Directions for this task
The required output is every entry, printed exactly as written.

[Start of section]

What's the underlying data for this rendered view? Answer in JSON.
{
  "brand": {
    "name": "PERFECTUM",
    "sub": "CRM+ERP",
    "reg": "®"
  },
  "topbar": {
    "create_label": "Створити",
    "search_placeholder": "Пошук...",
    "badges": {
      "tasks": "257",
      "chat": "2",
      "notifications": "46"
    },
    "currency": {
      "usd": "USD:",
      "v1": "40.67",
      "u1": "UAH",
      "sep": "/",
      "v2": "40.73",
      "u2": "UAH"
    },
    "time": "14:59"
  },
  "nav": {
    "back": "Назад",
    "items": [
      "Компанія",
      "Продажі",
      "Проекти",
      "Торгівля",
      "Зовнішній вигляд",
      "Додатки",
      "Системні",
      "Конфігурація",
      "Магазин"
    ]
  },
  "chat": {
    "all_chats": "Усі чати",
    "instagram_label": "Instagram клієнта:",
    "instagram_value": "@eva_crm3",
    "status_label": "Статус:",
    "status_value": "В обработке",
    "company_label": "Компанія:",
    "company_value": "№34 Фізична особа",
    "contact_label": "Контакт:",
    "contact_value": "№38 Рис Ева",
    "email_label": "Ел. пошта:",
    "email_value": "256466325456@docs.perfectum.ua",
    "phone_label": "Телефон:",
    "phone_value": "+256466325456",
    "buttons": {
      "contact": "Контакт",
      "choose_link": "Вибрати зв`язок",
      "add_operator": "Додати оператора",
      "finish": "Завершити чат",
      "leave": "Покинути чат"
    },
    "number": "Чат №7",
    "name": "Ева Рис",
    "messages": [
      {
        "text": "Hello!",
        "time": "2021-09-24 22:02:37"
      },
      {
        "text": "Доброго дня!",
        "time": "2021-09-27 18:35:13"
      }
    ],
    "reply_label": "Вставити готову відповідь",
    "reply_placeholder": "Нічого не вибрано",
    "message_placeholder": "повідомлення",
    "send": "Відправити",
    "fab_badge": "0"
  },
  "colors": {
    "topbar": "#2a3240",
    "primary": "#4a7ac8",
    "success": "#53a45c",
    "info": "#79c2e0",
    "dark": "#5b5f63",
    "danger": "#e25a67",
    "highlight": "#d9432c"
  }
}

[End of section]

Answer to this task
What's the underlying data for this rendered view? Answer in JSON.
{
  "brand": {
    "name": "PERFECTUM",
    "sub": "CRM+ERP",
    "reg": "®"
  },
  "topbar": {
    "create_label": "Створити",
    "search_placeholder": "Пошук...",
    "badges": {
      "tasks": "257",
      "chat": "2",
      "notifications": "46"
    },
    "currency": {
      "usd": "USD:",
      "v1": "40.67",
      "u1": "UAH",
      "sep": "/",
      "v2": "40.73",
      "u2": "UAH"
    },
    "time": "14:59"
  },
  "nav": {
    "back": "Назад",
    "items": [
      "Компанія",
      "Продажі",
      "Проекти",
      "Торгівля",
      "Зовнішній вигляд",
      "Додатки",
      "Системні",
      "Конфігурація",
      "Магазин"
    ]
  },
  "chat": {
    "all_chats": "Усі чати",
    "instagram_label": "Instagram клієнта:",
    "instagram_value": "@eva_crm3",
    "status_label": "Статус:",
    "status_value": "В обработке",
    "company_label": "Компанія:",
    "company_value": "№34 Фізична особа",
    "contact_label": "Контакт:",
    "contact_value": "№38 Рис Ева",
    "email_label": "Ел. пошта:",
    "email_value": "256466325456@docs.perfectum.ua",
    "phone_label": "Телефон:",
    "phone_value": "+256466325456",
    "buttons": {
      "contact": "Контакт",
      "choose_link": "Вибрати зв`язок",
      "add_operator": "Додати оператора",
      "finish": "Завершити чат",
      "leave": "Покинути чат"
    },
    "number": "Чат №7",
    "name": "Ева Рис",
    "messages": [
      {
        "text": "Hello!",
        "time": "2021-09-24 22:02:37"
      },
      {
        "text": "Доброго дня!",
        "time": "2021-09-27 18:35:13"
      }
    ],
    "reply_label": "Вставити готову відповідь",
    "reply_placeholder": "Нічого не вибрано",
    "message_placeholder": "повідомлення",
    "send": "Відправити",
    "fab_badge": "0"
  },
  "colors": {
    "topbar": "#2a3240",
    "primary": "#4a7ac8",
    "success": "#53a45c",
    "info": "#79c2e0",
    "dark": "#5b5f63",
    "danger": "#e25a67",
    "highlight": "#d9432c"
  }
}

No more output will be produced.